EXERCISE AIM ::
Copy every record below exactly.

=== Section Start ===

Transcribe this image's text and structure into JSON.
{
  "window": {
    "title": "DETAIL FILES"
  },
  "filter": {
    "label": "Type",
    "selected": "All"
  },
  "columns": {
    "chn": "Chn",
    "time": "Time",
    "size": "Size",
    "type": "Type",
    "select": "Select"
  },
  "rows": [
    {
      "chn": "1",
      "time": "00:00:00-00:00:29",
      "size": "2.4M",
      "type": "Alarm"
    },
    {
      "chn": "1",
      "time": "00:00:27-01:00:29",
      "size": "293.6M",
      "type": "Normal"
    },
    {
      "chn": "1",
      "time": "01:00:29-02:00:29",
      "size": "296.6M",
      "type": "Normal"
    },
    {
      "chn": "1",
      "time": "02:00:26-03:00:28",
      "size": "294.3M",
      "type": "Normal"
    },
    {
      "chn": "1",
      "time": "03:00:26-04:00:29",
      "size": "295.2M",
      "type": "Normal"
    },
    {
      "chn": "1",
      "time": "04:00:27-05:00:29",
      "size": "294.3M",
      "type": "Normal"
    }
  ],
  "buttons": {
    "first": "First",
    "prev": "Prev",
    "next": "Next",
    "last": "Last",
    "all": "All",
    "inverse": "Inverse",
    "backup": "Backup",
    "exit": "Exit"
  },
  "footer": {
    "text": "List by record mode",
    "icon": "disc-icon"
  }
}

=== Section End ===

WRITTEN REPLY ::
Transcribe this image's text and structure into JSON.
{
  "window": {
    "title": "DETAIL FILES"
  },
  "filter": {
    "label": "Type",
    "selected": "All"
  },
  "columns": {
    "chn": "Chn",
    "time": "Time",
    "size": "Size",
    "type": "Type",
    "select": "Select"
  },
  "rows": [
    {
      "chn": "1",
      "time": "00:00:00-00:00:29",
      "size": "2.4M",
      "type": "Alarm"
    },
    {
      "chn": "1",
      "time": "00:00:27-01:00:29",
      "size": "293.6M",
      "type": "Normal"
    },
    {
      "chn": "1",
      "time": "01:00:29-02:00:29",
      "size": "296.6M",
      "type": "Normal"
    },
    {
      "chn": "1",
      "time": "02:00:26-03:00:28",
      "size": "294.3M",
      "type": "Normal"
    },
    {
      "chn": "1",
      "time": "03:00:26-04:00:29",
      "size": "295.2M",
      "type": "Normal"
    },
    {
      "chn": "1",
      "time": "04:00:27-05:00:29",
      "size": "294.3M",
      "type": "Normal"
    }
  ],
  "buttons": {
    "first": "First",
    "prev": "Prev",
    "next": "Next",
    "last": "Last",
    "all": "All",
    "inverse": "Inverse",
    "backup": "Backup",
    "exit": "Exit"
  },
  "footer": {
    "text": "List by record mode",
    "icon": "disc-icon"
  }
}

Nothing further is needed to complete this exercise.